Problem statement:
Print everything in the records exactly. Leave the pictures out.

START Data records

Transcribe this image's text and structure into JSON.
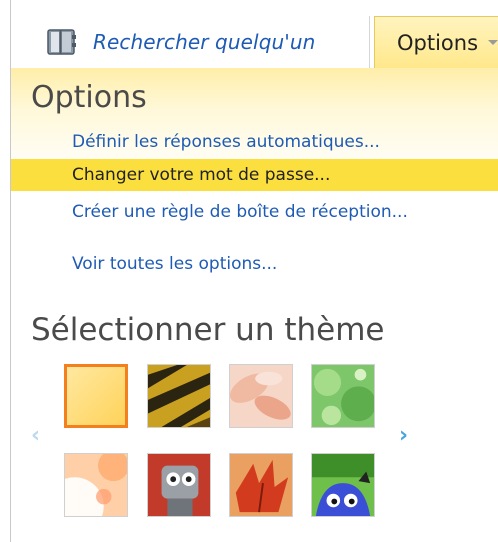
{
  "header": {
    "search_label": "Rechercher quelqu'un",
    "options_tab_label": "Options"
  },
  "menu": {
    "heading": "Options",
    "links": [
      "Définir les réponses automatiques...",
      "Changer votre mot de passe...",
      "Créer une règle de boîte de réception...",
      "Voir toutes les options..."
    ],
    "highlighted_index": 1
  },
  "themes": {
    "heading": "Sélectionner un thème",
    "selected_index": 0,
    "items": [
      "theme-sunny",
      "theme-tiger",
      "theme-petals",
      "theme-leaves",
      "theme-bubbles",
      "theme-robot",
      "theme-autumn",
      "theme-monster"
    ]
  },
  "colors": {
    "accent": "#1e5bb5",
    "highlight": "#fbdf3f",
    "selection": "#f47f1f"
  }
}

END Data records

The completed task:
Transcribe this image's text and structure into JSON.
{
  "header": {
    "search_label": "Rechercher quelqu'un",
    "options_tab_label": "Options"
  },
  "menu": {
    "heading": "Options",
    "links": [
      "Définir les réponses automatiques...",
      "Changer votre mot de passe...",
      "Créer une règle de boîte de réception...",
      "Voir toutes les options..."
    ],
    "highlighted_index": 1
  },
  "themes": {
    "heading": "Sélectionner un thème",
    "selected_index": 0,
    "items": [
      "theme-sunny",
      "theme-tiger",
      "theme-petals",
      "theme-leaves",
      "theme-bubbles",
      "theme-robot",
      "theme-autumn",
      "theme-monster"
    ]
  },
  "colors": {
    "accent": "#1e5bb5",
    "highlight": "#fbdf3f",
    "selection": "#f47f1f"
  }
}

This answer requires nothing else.